Whatever else William Shakespeare was he was a voracious reader. One thing is certain: there were a few books on his bookshelf that he referred to constantly and which were well thumbed. Among them were all the volumes of Raphael Holinshed’s Chronicles of England Scotland and Ireland, which was a comprehensive history of Britain. On […]
About warren king
Warren King has taught English Literature for the past 35 years in a number of English schools. During the 1980s he was seconded to the National Shakespeare and Schools Project, where he worked to develop methods of teaching Shakespeare in the classroom that bring plays to life for students of all ages.
Warren subsequently worked as a Shakespeare consultant at the London Education Authority, where his focus was working with teachers to make Shakespeare lively, comprehensible and enjoyable for their students. He has created and delivered Shakespeare workshops for both teachers and students, and still regularly visits schools in the UK and Europe to address groups of teachers.
Entries by warren king
Macbeth is a prime example of a violent Jacobean drama. As the Elizabethan age gave way to the Jacobean era new young playwrights emerged. They were very much in tune with their sophisticated London audience, who delighted in the spectacle of sex and violence, so Jacobean plays became increasingly sexual and violent. Not only was […]
Our friends over at the Shakespeare Calling blog have just released their Shakespeare ruminations in book format: Why Shakespeare? Who is this Hamlet? Is Lady Macbeth really evil? Can Caliban really be a twitchy speeded Goth freak? What’s so interesting about Lady Blanche, Lucius, Queen Margaret, Cassius, Paulina, Emilia, Celia…? These and many, many more […]
Plagiarism was not an issue for Elizabethan and Jacobean playwrights, and there wasn’t even any such concept. Writers collaborated on plays without there being any fuss about whose intellectual property the final play was. They also used the stories and even the words of other writers in their plays and that was entirely acceptable at […]
We very happily stumbled across the wonderful AnagramGenius website this week, which truly does have some genius anagrams – including a range of Shakespeare anagrams from the ridiculous to the sublime. ‘William Shakespeare’ is an anagram of: ‘Hear me as I will speak’ ‘I swear I’ll make heaps’ …and perhaps our favourite, ‘We shall […]

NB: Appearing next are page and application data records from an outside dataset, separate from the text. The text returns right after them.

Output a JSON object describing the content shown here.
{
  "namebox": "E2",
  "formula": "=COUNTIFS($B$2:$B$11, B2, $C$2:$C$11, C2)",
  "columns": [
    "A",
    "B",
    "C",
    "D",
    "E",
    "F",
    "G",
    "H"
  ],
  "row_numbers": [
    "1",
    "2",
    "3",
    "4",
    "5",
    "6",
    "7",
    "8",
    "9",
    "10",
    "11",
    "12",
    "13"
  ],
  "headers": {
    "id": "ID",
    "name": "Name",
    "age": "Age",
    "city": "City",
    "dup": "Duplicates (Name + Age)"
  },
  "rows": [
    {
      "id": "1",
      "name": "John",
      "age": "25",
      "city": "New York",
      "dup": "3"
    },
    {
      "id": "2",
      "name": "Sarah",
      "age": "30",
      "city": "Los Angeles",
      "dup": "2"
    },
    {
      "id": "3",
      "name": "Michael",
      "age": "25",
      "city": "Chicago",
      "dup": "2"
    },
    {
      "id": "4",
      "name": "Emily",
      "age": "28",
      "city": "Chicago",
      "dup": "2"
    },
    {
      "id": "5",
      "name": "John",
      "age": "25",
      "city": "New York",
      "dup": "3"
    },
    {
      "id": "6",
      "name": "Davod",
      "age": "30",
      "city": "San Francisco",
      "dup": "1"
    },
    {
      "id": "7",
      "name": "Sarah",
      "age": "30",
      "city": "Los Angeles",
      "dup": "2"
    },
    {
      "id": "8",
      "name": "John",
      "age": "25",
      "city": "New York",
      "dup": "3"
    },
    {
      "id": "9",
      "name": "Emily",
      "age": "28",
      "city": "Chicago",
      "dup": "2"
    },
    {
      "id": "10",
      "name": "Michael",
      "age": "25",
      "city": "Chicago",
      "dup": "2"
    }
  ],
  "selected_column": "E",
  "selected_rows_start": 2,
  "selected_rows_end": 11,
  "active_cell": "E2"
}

Publishers Hodden and Stoughton have just announced that they will be paying London mayor, Boris Johnson, a half a million pounds (about 750,000 US dollars) to write a biography of William Shakespeare. That is more of a reflection of the greed and cynicism of publishers than of the surprise that someone not known as a […]
Whilst there’s no doubt Shakespeare could always write a great quote about love, many famous writers down the years have done the same. In this blog post we’ve pulled together the top love quotes by famous writers, whether written or spoken: “The greatest happiness of life is the conviction that we are loved; loved for […]
Ever get into Shakespeare discussions at your local after a pint or two? The New York-based Drunk Shakespeare crew – who recently came to our attention – take things to the next level with their unique take on the Bard’s work. Each night, one of their cast members drinks at least 5 shots of whiskey […]
Three years after his marriage to Ann Hathaway William Shakespeare went to London. He went there specifically to get a job as a player in one of the theatres. The grammar school he had attended had a tradition of putting on plays on the last day of term, and he had also seen plays performed […]
Shakespeare was just nineteen years old when he first became a father: his daughter, Susanna, was born in 1583. His twins, Judith and Hamnet, arrived two years later in 1585. Shakespeare then left for London where, a few years later, he began writing plays for the theatre. He spent most of his time in London during […]
As perhaps the most famous English writer, but one who’s personal life is relativity little known about, it’s not surprising that a number of myths have arisen about Shakespeare. As time goes by we discover more and more about Shakespeare and so, although some of these myths persist, they are being busted one by one. […]
The eighteenth century theatre impresario, playwright and Shakespeare scholar, Lewis Theobald, staged a performance of a play titled Double Falsehood at the Drury Lane Theatre on December 13, 1727. Theobald announced that he had uncovered three prompt books for the original performance of the play. He further claimed that this was the work of William […]